(Beginning of WORKING DATA)

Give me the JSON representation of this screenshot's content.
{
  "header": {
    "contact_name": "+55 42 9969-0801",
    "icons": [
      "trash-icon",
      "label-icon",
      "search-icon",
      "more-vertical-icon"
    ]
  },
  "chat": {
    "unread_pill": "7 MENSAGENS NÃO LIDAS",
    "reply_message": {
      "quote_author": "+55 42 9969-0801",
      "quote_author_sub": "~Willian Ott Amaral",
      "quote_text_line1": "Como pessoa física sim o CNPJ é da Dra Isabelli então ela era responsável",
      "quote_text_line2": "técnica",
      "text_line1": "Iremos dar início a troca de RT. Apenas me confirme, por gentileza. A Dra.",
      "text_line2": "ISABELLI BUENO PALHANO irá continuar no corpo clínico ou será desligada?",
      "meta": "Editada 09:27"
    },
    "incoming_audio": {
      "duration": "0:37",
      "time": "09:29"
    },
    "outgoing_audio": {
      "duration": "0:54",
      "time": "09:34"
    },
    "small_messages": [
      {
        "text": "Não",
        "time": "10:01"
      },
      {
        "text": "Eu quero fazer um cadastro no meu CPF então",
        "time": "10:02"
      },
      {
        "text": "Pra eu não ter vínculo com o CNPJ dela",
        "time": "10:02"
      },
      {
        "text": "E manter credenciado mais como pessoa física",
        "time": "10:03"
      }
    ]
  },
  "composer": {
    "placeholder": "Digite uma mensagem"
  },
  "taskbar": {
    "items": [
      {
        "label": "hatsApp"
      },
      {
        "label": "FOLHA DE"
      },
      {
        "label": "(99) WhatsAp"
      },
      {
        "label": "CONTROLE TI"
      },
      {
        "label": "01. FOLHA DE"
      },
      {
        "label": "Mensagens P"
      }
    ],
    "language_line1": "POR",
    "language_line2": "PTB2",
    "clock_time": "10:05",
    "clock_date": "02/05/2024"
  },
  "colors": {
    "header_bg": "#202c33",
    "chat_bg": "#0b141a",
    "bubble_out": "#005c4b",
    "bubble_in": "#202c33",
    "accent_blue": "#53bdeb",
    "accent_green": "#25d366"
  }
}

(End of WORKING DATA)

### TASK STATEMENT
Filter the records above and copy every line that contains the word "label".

### ANSWER SECTION
      "label-icon",
        "label": "hatsApp"
        "label": "FOLHA DE"
        "label": "(99) WhatsAp"
        "label": "CONTROLE TI"
        "label": "01. FOLHA DE"
        "label": "Mensagens P"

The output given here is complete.